Teak-deforestation-burma

Image from theguardian.com

What’s left of a forest in Burma after deforestation

As you can see, answering the question “what is development,” is not an easy task.  International development can encompass many areas, from economic development to political development to personal development.  It can be positive: from building houses for the homeless to teaching villagers how to grow certain crops.  On the other hand, it can be negative, leading to a loss of resources or a way of life that a village has grown accustomed to.

My personal favorite definition of development is best said by Robert Chambers in his editorial “Responsible Well-Being – A Personal Agenda for Development.”  Chambers writes “the objective of development is well-being for all,” perfectly encompassing what I have always thought to be true.  Development, even with its sometimes negative effects, always means well and THAT is what development is.

References

1. Chambers, Robert (1997) ‘Responsible Well-being: A Personal Agenda for Development’, World Development, Vol. 25(11): 1743-1754

2. Rist, Gilbert (2007) ‘Development as a buzzword’, Development in Practice, 17: 4, 485-491

3. World Bank. Deforestation. Retrieved from http://go.worldbank.org/0HLKY16WF0

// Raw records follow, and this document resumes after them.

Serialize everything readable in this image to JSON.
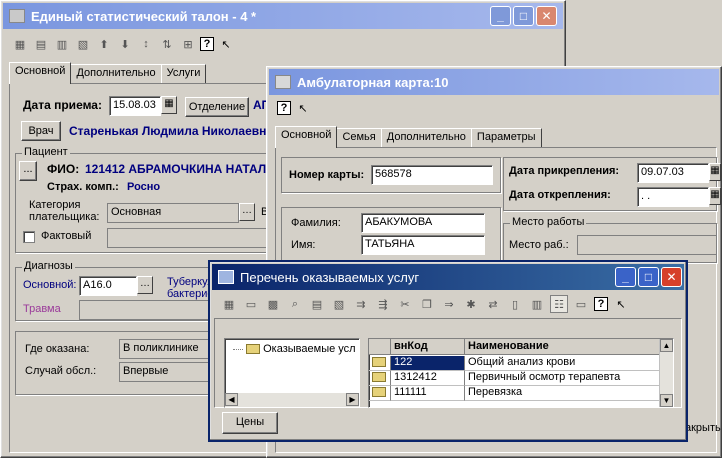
{
  "window1": {
    "title": "Единый статистический талон - 4 *",
    "tabs": [
      "Основной",
      "Дополнительно",
      "Услуги"
    ],
    "date_label": "Дата приема:",
    "date_value": "15.08.03",
    "department_button": "Отделение",
    "department_value": "АП",
    "doctor_button": "Врач",
    "doctor_value": "Старенькая Людмила Николаевн",
    "patient_group": "Пациент",
    "patient_button": "...",
    "fio_label": "ФИО:",
    "fio_value": "121412 АБРАМОЧКИНА НАТАЛ",
    "insurance_label": "Страх. комп.:",
    "insurance_value": "Росно",
    "payer_label_1": "Категория",
    "payer_label_2": "плательщика:",
    "payer_value": "Основная",
    "payer_extra": "В",
    "actual_label": "Фактовый",
    "diagnoses_group": "Диагнозы",
    "main_diag_label": "Основной:",
    "main_diag_value": "A16.0",
    "main_diag_desc_1": "Туберкуле",
    "main_diag_desc_2": "бактериол",
    "trauma_label": "Травма",
    "where_label": "Где оказана:",
    "where_value": "В поликлинике",
    "case_label": "Случай обсл.:",
    "case_value": "Впервые"
  },
  "window2": {
    "title": "Амбулаторная карта:10",
    "tabs": [
      "Основной",
      "Семья",
      "Дополнительно",
      "Параметры"
    ],
    "card_label": "Номер карты:",
    "card_value": "568578",
    "attach_label": "Дата прикрепления:",
    "attach_value": "09.07.03",
    "detach_label": "Дата открепления:",
    "detach_value": " .  .",
    "surname_label": "Фамилия:",
    "surname_value": "АБАКУМОВА",
    "name_label": "Имя:",
    "name_value": "ТАТЬЯНА",
    "workplace_group": "Место работы",
    "workplace_label": "Место раб.:",
    "bottom_right_text": "акрыть"
  },
  "window3": {
    "title": "Перечень оказываемых услуг",
    "tree_item": "Оказываемые усл",
    "grid_headers": [
      "внКод",
      "Наименование"
    ],
    "rows": [
      {
        "code": "122",
        "name": "Общий анализ крови"
      },
      {
        "code": "1312412",
        "name": "Первичный осмотр терапевта"
      },
      {
        "code": "111111",
        "name": "Перевязка"
      }
    ],
    "prices_button": "Цены"
  },
  "icons": {
    "help": "?",
    "whats_this": "?",
    "minimize": "_",
    "maximize": "□",
    "close": "✕"
  }
}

4. Win Everjoice (2004) ‘”If it doesn’t fit on the blue square it’s out!” An open letter to my donor friend’, in Inclusive Aid: Changing Power and Relationships in Development, ed. Rachel Hinton and Leslie Groves, London: Earthscan.